    These papers will ask you to respond briefly to questions related to the readings assigned for the upcoming class discussion.   In so doing, you will already stake out a tentative, preliminary position in relation to these texts, and some of the issues they raise for our consideration; we will be able to draw upon and refer to what you write in our class discussions, as proves of interest and use.    

    We expect all students to look over your classmates’ Blackboard papers prior to class and to come to class prepared to speak to these papers as well as to textbook and other readings.  

    In writing your Blackboard papers you should aim for approximately 500 to 1000 words.  These are “semi-formal,” which means that you should try to write as clearly and cogently as possible, but that we will not be sticklers for the most minute kinds of fine points of style in evaluating what you write.  

    After class meets, you will then be required to revise your Blackboard paper in response to what you have gained as a result of class discussion and the chance to think further about what you initially wrote.  Alternatively, you may write a critique of your own, or of a classmate’s, or of aspects of several classmates’ Blackboard papers instead of revising your initial paper.   

    You should try to keep these revisions approximately the same length as your initial versions, although if you find it necessary you may extend what you write as far as 1500 to 2000 words maximum.  But we would definitely appreciate it if you try as hard as possible to be succinct.  

    The effectivity of your work on these Blackboard papers will also figure into our assessment of your learning and contribution grades.  Yet the Blackboard papers will also be graded as well, once half-way through the semester and once at the end of the semester.  Here, however, our evaluation will also be quite succinct, focused, and holistic.    

    Students need not post Blackboard papers every week.  We ask you to post a total of eight, and you must post at least three in the first half of the semester (weeks one through week seven) and three in the second half of the semester (weeks eight through fourteen).  

    Each initial Blackboard paper will be worth 1.75% of the overall course grade, and each revised Blackboard paper–or, following the alternative option, each Blackboard critique paper–will also be worth 1.75% of the overall course grade.

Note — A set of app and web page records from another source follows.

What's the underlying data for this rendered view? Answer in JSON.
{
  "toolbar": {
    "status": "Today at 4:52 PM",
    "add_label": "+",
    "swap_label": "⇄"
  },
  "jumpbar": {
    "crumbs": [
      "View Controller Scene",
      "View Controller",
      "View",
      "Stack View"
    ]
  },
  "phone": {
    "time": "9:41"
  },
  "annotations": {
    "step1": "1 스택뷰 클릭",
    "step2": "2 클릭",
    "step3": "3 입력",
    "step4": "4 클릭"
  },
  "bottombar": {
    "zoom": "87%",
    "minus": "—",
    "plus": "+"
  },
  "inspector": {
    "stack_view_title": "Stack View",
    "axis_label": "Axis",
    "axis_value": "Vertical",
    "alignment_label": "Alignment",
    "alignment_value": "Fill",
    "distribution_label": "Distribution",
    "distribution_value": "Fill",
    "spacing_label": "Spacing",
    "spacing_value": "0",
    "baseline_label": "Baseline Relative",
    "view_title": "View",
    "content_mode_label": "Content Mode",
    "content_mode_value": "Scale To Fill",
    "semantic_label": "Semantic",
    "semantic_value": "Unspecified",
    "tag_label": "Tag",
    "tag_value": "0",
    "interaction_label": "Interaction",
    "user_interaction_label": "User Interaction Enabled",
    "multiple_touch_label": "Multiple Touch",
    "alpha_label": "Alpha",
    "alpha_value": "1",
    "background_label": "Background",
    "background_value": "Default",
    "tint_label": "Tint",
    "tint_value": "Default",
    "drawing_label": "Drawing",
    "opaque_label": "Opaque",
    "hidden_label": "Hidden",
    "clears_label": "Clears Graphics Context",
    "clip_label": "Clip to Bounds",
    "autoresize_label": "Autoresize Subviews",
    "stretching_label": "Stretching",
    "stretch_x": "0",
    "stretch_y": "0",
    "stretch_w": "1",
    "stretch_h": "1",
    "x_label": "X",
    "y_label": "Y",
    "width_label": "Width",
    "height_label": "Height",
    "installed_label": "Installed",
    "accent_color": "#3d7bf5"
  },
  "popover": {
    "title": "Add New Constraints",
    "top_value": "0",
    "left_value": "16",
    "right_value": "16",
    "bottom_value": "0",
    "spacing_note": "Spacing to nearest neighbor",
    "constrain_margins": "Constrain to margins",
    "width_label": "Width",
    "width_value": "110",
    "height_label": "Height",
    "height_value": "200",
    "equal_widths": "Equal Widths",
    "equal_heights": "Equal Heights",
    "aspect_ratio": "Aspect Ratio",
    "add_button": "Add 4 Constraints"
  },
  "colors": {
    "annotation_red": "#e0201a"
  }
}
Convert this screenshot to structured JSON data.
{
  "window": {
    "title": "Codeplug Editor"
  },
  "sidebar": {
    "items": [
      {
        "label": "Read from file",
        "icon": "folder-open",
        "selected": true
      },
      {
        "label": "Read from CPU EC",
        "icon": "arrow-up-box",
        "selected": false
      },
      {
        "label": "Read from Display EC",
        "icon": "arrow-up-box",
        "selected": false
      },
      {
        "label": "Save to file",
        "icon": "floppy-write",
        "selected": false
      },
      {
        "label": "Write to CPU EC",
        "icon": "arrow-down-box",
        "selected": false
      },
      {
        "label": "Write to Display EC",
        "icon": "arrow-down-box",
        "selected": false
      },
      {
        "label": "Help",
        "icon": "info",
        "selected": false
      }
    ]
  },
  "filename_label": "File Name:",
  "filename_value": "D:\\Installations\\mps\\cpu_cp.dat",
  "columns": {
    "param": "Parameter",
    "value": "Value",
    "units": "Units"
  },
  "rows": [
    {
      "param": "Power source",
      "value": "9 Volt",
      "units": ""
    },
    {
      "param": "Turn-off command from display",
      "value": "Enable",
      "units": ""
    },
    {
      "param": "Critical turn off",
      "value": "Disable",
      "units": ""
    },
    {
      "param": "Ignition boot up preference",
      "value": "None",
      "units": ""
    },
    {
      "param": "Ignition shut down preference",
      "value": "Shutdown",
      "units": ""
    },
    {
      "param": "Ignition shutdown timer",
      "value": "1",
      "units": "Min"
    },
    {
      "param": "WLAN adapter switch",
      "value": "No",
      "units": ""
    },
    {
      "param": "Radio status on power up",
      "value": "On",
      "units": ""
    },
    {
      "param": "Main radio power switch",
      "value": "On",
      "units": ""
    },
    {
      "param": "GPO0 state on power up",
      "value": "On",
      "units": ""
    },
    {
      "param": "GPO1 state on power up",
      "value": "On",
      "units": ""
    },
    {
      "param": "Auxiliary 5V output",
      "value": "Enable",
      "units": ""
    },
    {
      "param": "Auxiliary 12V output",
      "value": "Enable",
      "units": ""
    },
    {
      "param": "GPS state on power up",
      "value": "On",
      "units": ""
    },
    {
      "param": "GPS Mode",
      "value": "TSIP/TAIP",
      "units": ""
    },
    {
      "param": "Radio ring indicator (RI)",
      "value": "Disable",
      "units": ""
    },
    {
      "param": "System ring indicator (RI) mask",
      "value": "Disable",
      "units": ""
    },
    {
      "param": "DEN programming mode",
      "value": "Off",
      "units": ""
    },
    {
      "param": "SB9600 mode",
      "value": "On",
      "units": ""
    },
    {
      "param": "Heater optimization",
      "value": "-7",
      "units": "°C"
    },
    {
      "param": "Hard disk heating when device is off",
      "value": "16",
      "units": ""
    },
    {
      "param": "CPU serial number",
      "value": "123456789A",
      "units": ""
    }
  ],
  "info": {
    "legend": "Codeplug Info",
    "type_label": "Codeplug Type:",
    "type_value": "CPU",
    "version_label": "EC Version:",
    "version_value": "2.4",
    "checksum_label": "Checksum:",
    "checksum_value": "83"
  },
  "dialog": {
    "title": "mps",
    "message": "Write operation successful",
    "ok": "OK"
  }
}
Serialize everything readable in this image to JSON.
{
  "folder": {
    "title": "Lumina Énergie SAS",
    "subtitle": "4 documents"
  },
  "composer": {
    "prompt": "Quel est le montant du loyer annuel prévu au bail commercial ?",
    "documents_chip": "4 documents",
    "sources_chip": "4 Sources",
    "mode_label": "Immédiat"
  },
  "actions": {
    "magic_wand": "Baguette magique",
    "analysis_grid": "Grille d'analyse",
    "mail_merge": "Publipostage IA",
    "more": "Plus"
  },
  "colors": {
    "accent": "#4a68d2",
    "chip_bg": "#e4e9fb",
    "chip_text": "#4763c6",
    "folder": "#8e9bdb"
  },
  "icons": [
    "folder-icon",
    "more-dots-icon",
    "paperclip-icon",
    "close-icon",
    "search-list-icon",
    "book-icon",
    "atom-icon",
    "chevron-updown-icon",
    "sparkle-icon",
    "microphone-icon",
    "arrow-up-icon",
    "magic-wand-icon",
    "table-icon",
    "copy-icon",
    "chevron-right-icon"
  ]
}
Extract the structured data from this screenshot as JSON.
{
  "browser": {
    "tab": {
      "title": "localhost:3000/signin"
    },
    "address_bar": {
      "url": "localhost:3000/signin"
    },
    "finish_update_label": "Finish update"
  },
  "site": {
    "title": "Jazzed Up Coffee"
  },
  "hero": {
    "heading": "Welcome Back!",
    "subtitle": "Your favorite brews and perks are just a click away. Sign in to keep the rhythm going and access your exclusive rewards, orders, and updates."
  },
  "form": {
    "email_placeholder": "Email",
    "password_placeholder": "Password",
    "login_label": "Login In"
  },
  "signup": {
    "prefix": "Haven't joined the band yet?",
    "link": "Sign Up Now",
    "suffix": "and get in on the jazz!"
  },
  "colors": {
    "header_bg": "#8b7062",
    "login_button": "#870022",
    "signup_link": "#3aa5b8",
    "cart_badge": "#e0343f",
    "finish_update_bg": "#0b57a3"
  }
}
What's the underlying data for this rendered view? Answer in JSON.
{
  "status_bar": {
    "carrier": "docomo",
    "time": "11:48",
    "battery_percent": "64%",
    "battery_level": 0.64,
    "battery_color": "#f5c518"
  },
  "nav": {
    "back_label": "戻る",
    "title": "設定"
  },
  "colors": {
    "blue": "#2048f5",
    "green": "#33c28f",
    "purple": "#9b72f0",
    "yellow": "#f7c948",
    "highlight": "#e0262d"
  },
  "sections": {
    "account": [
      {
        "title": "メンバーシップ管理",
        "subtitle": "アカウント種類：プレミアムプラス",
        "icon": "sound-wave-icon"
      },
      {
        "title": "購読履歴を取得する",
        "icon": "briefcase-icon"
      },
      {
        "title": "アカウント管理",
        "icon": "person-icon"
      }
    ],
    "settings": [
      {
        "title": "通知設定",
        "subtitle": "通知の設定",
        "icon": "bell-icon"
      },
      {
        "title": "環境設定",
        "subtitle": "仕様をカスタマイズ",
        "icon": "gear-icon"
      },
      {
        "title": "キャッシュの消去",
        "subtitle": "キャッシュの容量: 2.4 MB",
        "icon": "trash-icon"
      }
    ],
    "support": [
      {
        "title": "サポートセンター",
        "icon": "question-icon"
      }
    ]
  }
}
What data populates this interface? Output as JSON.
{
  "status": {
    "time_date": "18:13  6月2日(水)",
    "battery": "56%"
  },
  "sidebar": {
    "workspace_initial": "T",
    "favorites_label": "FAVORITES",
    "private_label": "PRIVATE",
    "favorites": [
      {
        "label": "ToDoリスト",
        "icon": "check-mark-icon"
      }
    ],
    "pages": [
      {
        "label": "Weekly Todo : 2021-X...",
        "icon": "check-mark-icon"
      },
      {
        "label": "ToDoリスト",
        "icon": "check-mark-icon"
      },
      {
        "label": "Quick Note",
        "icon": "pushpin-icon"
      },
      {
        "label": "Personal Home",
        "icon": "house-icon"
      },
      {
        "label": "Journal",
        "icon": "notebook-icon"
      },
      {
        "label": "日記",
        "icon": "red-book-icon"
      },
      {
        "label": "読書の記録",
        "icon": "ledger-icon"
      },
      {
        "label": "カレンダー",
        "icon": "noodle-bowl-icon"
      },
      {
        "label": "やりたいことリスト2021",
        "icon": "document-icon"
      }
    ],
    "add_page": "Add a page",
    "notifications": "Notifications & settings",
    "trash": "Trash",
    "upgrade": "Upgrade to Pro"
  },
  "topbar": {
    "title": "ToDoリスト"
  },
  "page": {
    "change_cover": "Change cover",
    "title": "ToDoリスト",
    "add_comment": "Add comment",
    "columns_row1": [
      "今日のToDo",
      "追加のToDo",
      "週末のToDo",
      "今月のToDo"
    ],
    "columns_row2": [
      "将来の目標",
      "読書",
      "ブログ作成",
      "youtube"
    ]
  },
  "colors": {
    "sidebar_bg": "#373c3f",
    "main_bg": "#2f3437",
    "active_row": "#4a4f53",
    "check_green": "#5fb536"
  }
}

    Do not use anyone else's words without giving the author credit.  If we find out that you've plagiarized even part of a paper, you will have to re-write it, and you may be dismissed from UWEC.  Please don't buy papers from the internet.  We know all the sites, and we will catch you.  If you echo any thoughts mentioned in class discussion add the letters CD in parenthetical citation after the sentence, viz: (CD).


    We encourage you to meet with us in conference during office hours or at another mutually convenient time to discuss any issue of interest or concern that you develop as a student in this course and as a member of this class.  We do request, however, that you always try, as far as possible, to do so with both of us.  

    We both recognize the value of learning that takes place in conferences; we know this can at times be equally as important, and in fact occasionally even more important, than what takes place in class.   It also provide you an opportunity to contribute beyond what you say in class and write for class.  So please do not hesitate to meet with us at any time you think this might be helpful to you.  We want to help you in your understanding of issues addressed in texts and discussions, as well as in your writing and participation.  And you may certainly also feel free to contact us by e-mail or by (campus office) phone as well.